A white man in the Hollows was never a welcome sight, but this was a newsman ready to capture immortality and fame. I heard the footsteps of a throng surrounding me when I saw the crowd focused on Root-Man. Though I’d never seen him, it was an easy assumption. Torn britches, twigs sticking from his hair, a sleeveless work shirt frazzled where fabric had been torn away, arms as wide as my thighs, mounds of muscle perfected through brute force. His smile was subtle as he stood over his achievement in the late sun, and I saw the unmistakable scales as the boys parted upon my arrival. It was something like I had never seen, a viper a foot wide and eleven feet from the head to the tip of that rattle. The rattle itself looked as long as my shoe, yet I was hesitant to even approach this monster.
I had film for ten shots, and the light was difficult near Root-Man's shack. I took one length shot but couldn't get the entire reptile in the frame. Root-Man was not a man of words, known to take on the worst situation with no complaint, never one to doubt his place in this world. I asked for background, how he had found and killed this beast. Stepping over the rattler, he took me back to the cabbage patch. There it had lain, basking in the midday sun between two rows of leafy heads, a safe haven. He had grabbed the pick with his massive hand, and he demonstrated the single blow through the top of the head which tore through its skull. A mess had been made from the short struggle, the writhing rattlesnake unlodging several head of cabbage. The path Root-Man had used to drag this beast to its resting spot was clear.
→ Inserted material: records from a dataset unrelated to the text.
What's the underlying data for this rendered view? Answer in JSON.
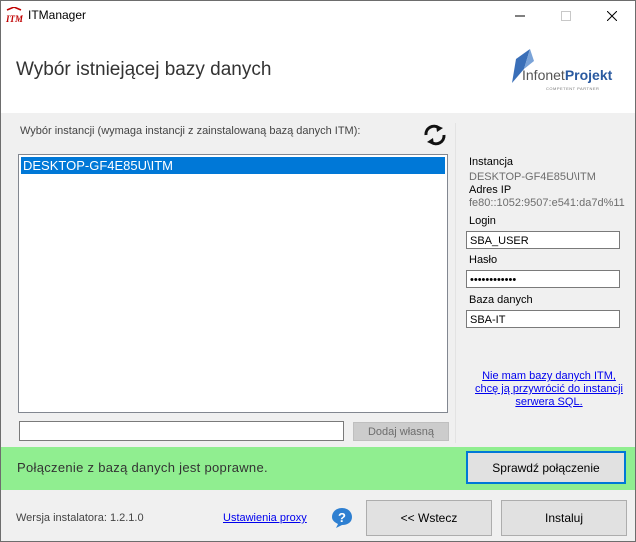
{
  "window": {
    "title": "ITManager"
  },
  "header": {
    "title": "Wybór istniejącej bazy danych",
    "logo": {
      "text_light": "Infonet",
      "text_bold": "Projekt",
      "subtitle": "COMPETENT PARTNER"
    }
  },
  "instances": {
    "label": "Wybór instancji (wymaga instancji z zainstalowaną bazą danych ITM):",
    "items": [
      "DESKTOP-GF4E85U\\ITM"
    ],
    "selected": "DESKTOP-GF4E85U\\ITM",
    "custom_value": "",
    "add_button": "Dodaj własną"
  },
  "details": {
    "instance_label": "Instancja",
    "instance_value": "DESKTOP-GF4E85U\\ITM",
    "address_label": "Adres IP",
    "address_value": "fe80::1052:9507:e541:da7d%11",
    "login_label": "Login",
    "login_value": "SBA_USER",
    "password_label": "Hasło",
    "password_value": "••••••••••••",
    "db_label": "Baza danych",
    "db_value": "SBA-IT",
    "restore_link": "Nie mam bazy danych ITM, chcę ją przywrócić do instancji serwera SQL."
  },
  "status": {
    "message": "Połączenie z bazą danych jest poprawne.",
    "check_button": "Sprawdź połączenie",
    "color": "#90ee90"
  },
  "footer": {
    "version": "Wersja instalatora: 1.2.1.0",
    "proxy_link": "Ustawienia proxy",
    "back_button": "<< Wstecz",
    "install_button": "Instaluj"
  }
}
I quickly found a spot near a clearing, maybe a hundred yards away, which had perfect light for maybe fifteen minutes. I told Root-Man to get some help and bring the snake, but he lifted the beast himself over his shoulders and confidently brought it to the clearing. The crowd held back in amazement, and I came upon the perfect shot. I told Root-Man to hold the specimen doubled over, with head and rattle off the ground if possible. He bent down, and with both forearms underneath stood high, lifted the animal’s carcass until indeed its snout and foot-like rattle hovered over the cracked mud ground. The snake's lips kissed the rattle as they gently swung in the afternoon heat.
I peered through the eyepiece, focused on the strained sinew of Root-Man, the ebony leather of his arm dripping in sweat as he held this beast away from his body. Scale upon scale of the rattler was clear in the lens, the light pouring into the camera from these two beasts, conqueror and vanquished.
I took a breath, made a count, and clicked the shot.
Craig Cunningham is a married father of three boys living in the suburbs of Atlanta. His career often takes him throughout Asia and Europe and he's lived in New Jersey, Detroit, and Phoenix, but there remains in him remnants of the small town in Mississippi where he was raised.